Task objective: Look for "JSON" in the records and copy every line that has it.

Extracted data entries:
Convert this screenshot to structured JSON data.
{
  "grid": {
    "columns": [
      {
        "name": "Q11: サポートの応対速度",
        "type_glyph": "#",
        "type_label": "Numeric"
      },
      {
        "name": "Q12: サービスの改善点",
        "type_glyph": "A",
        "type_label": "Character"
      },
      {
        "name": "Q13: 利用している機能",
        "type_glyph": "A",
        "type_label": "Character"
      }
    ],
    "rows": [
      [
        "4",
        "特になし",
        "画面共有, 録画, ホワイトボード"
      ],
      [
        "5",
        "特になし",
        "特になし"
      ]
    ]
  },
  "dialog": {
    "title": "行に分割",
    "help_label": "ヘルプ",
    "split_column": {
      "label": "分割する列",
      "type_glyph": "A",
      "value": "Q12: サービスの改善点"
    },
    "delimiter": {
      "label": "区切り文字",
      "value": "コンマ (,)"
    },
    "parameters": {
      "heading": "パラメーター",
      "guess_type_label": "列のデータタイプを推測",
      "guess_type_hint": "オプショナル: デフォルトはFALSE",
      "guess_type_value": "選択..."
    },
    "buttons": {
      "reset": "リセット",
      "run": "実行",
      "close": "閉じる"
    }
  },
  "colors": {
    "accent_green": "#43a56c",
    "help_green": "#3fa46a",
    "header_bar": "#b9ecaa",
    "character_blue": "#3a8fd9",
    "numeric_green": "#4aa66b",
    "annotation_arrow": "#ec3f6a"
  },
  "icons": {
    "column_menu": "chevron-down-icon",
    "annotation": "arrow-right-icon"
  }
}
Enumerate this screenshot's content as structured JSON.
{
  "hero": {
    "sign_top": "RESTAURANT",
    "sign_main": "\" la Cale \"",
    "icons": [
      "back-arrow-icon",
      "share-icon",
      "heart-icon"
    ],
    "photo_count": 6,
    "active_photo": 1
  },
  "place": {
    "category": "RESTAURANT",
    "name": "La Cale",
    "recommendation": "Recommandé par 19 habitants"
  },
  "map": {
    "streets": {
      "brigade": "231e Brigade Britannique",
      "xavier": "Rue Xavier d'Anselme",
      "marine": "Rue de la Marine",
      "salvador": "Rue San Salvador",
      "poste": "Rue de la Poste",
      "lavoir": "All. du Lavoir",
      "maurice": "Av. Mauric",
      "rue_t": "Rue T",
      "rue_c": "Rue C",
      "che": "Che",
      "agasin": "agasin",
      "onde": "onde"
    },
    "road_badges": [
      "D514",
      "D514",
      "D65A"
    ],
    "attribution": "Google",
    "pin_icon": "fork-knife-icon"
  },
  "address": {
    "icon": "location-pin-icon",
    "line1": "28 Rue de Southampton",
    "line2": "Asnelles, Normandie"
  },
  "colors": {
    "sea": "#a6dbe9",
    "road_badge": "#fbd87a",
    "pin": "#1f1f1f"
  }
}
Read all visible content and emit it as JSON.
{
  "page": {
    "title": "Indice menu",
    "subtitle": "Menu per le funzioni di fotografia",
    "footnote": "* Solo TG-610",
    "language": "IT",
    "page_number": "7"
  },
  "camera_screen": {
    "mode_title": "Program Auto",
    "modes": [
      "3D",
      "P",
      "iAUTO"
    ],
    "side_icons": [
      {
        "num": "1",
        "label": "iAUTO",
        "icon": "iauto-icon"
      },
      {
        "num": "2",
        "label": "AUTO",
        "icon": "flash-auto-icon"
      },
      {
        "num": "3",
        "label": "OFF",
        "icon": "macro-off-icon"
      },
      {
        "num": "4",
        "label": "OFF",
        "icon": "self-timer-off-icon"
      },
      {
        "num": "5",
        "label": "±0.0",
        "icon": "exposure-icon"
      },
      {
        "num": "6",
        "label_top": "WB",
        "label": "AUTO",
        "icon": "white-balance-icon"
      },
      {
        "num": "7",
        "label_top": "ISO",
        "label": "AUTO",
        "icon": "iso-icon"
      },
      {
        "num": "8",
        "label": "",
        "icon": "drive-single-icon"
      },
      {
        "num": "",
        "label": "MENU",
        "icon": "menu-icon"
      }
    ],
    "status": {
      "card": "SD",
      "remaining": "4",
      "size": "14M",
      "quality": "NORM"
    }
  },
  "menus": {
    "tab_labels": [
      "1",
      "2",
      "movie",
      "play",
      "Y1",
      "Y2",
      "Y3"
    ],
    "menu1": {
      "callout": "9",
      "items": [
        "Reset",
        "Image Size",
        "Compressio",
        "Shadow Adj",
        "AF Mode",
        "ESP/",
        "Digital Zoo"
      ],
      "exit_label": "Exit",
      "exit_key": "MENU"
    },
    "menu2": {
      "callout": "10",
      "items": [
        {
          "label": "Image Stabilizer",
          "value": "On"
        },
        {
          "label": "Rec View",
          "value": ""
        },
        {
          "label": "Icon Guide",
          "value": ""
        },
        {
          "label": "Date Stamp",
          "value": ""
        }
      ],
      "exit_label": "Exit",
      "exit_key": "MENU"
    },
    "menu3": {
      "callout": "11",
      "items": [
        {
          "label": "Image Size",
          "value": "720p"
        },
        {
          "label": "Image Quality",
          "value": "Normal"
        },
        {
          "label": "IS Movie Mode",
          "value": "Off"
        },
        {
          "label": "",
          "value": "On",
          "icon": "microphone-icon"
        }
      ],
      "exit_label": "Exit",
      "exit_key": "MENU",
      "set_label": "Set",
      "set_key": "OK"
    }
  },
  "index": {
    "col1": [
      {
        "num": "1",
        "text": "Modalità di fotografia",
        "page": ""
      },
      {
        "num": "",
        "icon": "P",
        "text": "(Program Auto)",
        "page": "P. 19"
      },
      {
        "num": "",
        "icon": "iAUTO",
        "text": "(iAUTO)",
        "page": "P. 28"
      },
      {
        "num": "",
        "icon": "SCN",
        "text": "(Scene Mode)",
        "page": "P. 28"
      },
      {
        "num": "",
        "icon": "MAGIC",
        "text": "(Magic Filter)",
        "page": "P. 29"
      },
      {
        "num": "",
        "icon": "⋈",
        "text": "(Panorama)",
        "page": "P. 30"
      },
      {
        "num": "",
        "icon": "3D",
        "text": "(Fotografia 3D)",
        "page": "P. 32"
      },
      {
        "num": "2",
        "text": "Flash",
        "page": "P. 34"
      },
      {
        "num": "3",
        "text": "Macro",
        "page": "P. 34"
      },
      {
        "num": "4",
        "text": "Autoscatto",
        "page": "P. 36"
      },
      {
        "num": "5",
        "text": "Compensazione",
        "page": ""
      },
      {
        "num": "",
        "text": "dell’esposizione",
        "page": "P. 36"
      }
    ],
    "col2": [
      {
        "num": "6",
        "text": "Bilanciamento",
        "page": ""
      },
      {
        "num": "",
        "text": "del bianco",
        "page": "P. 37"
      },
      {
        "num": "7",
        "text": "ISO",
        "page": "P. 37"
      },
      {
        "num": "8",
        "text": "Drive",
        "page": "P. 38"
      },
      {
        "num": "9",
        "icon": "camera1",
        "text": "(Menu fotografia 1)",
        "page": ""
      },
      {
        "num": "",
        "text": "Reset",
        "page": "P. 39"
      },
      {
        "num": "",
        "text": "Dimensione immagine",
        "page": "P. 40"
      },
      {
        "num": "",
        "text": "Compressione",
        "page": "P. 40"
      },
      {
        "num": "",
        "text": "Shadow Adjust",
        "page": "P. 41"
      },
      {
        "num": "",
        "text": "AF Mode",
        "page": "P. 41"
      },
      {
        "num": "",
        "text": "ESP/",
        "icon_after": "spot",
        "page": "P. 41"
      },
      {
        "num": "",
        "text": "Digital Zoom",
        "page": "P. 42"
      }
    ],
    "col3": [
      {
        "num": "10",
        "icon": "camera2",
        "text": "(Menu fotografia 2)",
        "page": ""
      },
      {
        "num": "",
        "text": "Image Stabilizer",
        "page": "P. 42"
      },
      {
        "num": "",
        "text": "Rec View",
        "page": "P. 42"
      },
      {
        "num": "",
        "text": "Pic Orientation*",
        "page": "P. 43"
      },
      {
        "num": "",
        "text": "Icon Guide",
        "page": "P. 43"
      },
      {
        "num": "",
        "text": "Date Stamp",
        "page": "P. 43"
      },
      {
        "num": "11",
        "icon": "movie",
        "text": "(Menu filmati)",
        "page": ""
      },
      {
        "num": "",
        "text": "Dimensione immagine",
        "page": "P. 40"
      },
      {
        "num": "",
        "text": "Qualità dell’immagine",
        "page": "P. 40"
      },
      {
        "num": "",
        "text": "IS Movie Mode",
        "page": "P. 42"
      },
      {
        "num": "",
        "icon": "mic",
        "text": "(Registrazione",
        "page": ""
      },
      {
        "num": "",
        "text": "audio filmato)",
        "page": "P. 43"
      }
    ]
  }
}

Task output:
Convert this screenshot to structured JSON data.
Enumerate this screenshot's content as structured JSON.
Read all visible content and emit it as JSON.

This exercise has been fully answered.